Zombies exist. They are amongst us right now. I’m not talking about the typical Hollywood portrayal of Zombies, the “rise from the grave swarms of the living dead that come for our brains” type.
Dictionary.com lists the definition of zombies as:
1. (In voodoo)
a. The body of a dead person given the semblance of life, but mute and will-less, by a supernatural force, usually for some evil purpose.
b. The supernatural force itself.
a. A Person whose behavior or responses are wooden, listless, or seemingly rote; automaton.
b. An eccentric or peculiar person.
3. A snake god worshiped in West Indian and Brazilian religious practices of African origin.
4. A tall drink made typically with several kinds of rum, citrus juice, and often apricot liqueur.
5. Canadian Slang. An army conscript assigned to home defense during World War II.
The “zombies” I speak of, are roaming among us here in Appalachia, they’re adding to their ranks every day. They’re not coming for our brains as usually portrayed in Hollywood; they’re coming for our posessions. Anything they can get their hands on to make a quick buck. They are also stealing away our moms and dads, brothers and sisters, sons and daughters, pulling them directly into their ranks. They are destroying families. They are destroying communities. They are destroying the future. These “zombies” have a strong network. They are hard to defend against.
I use the descriptor of zombies, because they live and motivate for one thing, that next high. They are lost in themselves, they cannot think rationally, not while under the control of a powerful mind altering addiction. They can be extremely dangerous. These “zombies” are the many people who are lost to prescription drug abuse. Not all are lost, some will get clean, some will stay clean, but I’m sad to say the majority are probably lost.
We are ground zero in the epidemic of prescription drug abuse.
These “zombies” are a generation lost. Aspirations, talent, dreams, all out the window. We all know how it ends. Overdoses, murdered over a deal gone bad, beaten to death by other “zombies” over their stash, or to be specific, like what happened recently, dying in a gun battle and murdering police officers.
I would make a good bet that many of us have someone or know someone in our family or circle of friends that has been personally affected by this epidemic.
Some Prescription drug abuse facts:
In 2008, 15.2 million Americans 12 years of age or older had used a prescription drug non-medically within the past year.
In 2008, 234.1 billion dollars was spent on prescription drugs – Double the amount spent in 1999.
From 2004 to 2008, the estimated number of emergency department visits linked to the nonmedical use of prescription pain relievers rose from 144,644 visits to 305,885 visits a year.
Nationally, only 2.8% of admissions to treatment were for dependence on opiates, but in West Virginia they accounted for 12.2% of admissions.
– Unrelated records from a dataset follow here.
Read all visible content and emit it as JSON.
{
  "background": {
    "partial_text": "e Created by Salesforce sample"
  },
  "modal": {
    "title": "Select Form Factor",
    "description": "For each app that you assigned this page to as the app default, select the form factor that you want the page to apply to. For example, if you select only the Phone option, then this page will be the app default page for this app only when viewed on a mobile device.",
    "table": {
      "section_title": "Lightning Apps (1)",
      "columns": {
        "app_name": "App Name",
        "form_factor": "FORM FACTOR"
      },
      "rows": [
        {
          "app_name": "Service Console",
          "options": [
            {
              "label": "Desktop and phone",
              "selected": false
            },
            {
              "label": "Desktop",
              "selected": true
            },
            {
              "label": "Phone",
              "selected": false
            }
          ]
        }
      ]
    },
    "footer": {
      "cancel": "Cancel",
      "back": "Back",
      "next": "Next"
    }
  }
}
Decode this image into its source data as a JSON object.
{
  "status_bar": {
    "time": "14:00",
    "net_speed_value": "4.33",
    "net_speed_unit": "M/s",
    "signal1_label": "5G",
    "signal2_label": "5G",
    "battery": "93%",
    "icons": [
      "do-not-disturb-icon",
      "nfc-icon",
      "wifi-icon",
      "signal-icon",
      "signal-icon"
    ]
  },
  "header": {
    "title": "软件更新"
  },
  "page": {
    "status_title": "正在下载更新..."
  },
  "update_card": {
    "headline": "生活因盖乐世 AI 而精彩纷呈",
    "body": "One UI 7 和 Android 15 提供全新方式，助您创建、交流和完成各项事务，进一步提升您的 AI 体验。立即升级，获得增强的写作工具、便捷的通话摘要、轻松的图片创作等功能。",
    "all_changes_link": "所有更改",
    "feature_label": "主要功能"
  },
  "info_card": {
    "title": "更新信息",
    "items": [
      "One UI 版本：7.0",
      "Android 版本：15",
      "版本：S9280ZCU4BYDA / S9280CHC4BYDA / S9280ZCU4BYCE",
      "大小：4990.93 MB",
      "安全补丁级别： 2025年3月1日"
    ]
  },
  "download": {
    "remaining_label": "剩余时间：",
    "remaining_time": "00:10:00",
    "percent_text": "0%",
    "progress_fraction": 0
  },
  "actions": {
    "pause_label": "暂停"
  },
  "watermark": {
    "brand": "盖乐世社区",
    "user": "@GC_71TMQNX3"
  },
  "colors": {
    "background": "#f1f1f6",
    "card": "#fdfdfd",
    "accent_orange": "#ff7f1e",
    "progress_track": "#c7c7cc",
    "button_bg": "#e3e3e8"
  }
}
33.9 million retail prescription drugs were filled in West Virginia in 2008.
Average per capita prescription drugs filled: WV: 18.7, US: 12
This epidemic is out of hand. I can’t tell you why this issue is so prevalent; I can only guess that it mostly stems from socioeconomic reasons, although I think an “ease of access” issue plays a larger role in this area. I am not a social worker nor do I have any expertise in this area. What I do know is that much more definitely needs to be done.
Drug use has always been around, and will always be around, but I don’t think that at any time in the past, at least the recent past, that drugs have been so cheap, and easy to get.
We have an additional front to battle in this war, and that is the system. The system put in place to pull people out of abject poverty is being played from all angles. Corrupt doctors, pill mills, and addicts are gaming the system.
I don’t have any big answers. I wish someone did. I know of too many families this has so adversely affected including mine. Maybe if we all just do a little, we can get the ball rolling in the right direction. We all can do little things to help with this situation such as;
If you see something suspicious, don’t be afraid to let the proper authorities know.
If you know someone who is fighting with addiction, always have information with you to point them in the right direction. (Both spiritual and professional help)
Properly dispose of any of your own prescription medication.
Always try your best to keep tabs on what your children, and if possible, their friends are doing.
Contact your representatives and authorities to prosecute those who operate “pill mills” to the highest extent allowed and to strengthen and enact new laws.
And I know that this is a loaded issue, but maybe it is time we start pushing for drug testing for those who receive social assistance.